_Exercise directions:_ Repeat the records below exactly, leaving out any pictures.

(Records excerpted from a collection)
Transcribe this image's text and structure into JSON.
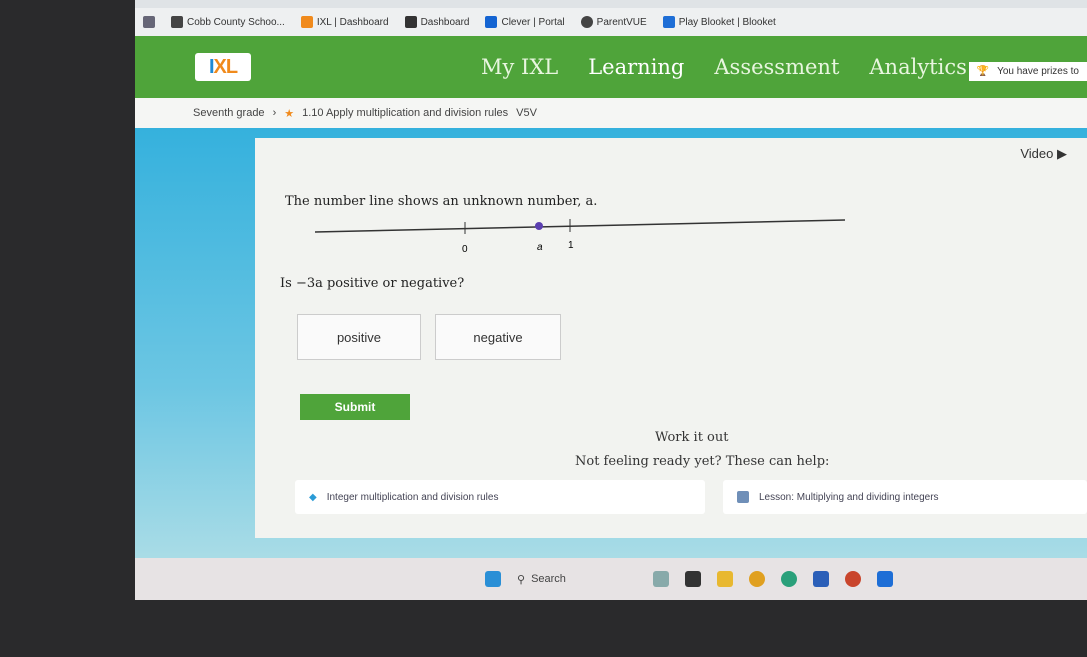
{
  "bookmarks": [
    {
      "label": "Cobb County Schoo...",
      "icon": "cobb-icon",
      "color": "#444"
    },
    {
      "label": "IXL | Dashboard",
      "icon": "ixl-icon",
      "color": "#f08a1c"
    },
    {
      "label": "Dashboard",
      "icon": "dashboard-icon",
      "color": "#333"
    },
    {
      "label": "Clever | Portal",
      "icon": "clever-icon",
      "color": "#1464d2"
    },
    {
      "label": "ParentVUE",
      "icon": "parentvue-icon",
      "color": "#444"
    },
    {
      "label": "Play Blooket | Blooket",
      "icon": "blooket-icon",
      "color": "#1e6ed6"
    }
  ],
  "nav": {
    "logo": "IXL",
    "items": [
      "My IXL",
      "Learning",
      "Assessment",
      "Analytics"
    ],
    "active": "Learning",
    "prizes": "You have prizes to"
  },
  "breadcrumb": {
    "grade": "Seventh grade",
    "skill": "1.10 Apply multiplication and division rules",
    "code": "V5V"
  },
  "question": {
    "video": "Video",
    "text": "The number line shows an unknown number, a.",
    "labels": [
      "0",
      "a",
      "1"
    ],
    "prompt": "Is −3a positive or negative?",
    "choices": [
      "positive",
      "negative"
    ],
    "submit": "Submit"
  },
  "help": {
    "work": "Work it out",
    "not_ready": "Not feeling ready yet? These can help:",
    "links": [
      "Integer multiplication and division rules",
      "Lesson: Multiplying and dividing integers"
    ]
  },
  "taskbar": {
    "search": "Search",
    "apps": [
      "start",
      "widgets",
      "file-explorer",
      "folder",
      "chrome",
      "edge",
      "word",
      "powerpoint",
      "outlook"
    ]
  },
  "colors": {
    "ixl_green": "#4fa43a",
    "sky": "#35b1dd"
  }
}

_Response:_
Transcribe this image's text and structure into JSON.
{
  "bookmarks": [
    {
      "label": "Cobb County Schoo...",
      "icon": "cobb-icon",
      "color": "#444"
    },
    {
      "label": "IXL | Dashboard",
      "icon": "ixl-icon",
      "color": "#f08a1c"
    },
    {
      "label": "Dashboard",
      "icon": "dashboard-icon",
      "color": "#333"
    },
    {
      "label": "Clever | Portal",
      "icon": "clever-icon",
      "color": "#1464d2"
    },
    {
      "label": "ParentVUE",
      "icon": "parentvue-icon",
      "color": "#444"
    },
    {
      "label": "Play Blooket | Blooket",
      "icon": "blooket-icon",
      "color": "#1e6ed6"
    }
  ],
  "nav": {
    "logo": "IXL",
    "items": [
      "My IXL",
      "Learning",
      "Assessment",
      "Analytics"
    ],
    "active": "Learning",
    "prizes": "You have prizes to"
  },
  "breadcrumb": {
    "grade": "Seventh grade",
    "skill": "1.10 Apply multiplication and division rules",
    "code": "V5V"
  },
  "question": {
    "video": "Video",
    "text": "The number line shows an unknown number, a.",
    "labels": [
      "0",
      "a",
      "1"
    ],
    "prompt": "Is −3a positive or negative?",
    "choices": [
      "positive",
      "negative"
    ],
    "submit": "Submit"
  },
  "help": {
    "work": "Work it out",
    "not_ready": "Not feeling ready yet? These can help:",
    "links": [
      "Integer multiplication and division rules",
      "Lesson: Multiplying and dividing integers"
    ]
  },
  "taskbar": {
    "search": "Search",
    "apps": [
      "start",
      "widgets",
      "file-explorer",
      "folder",
      "chrome",
      "edge",
      "word",
      "powerpoint",
      "outlook"
    ]
  },
  "colors": {
    "ixl_green": "#4fa43a",
    "sky": "#35b1dd"
  }
}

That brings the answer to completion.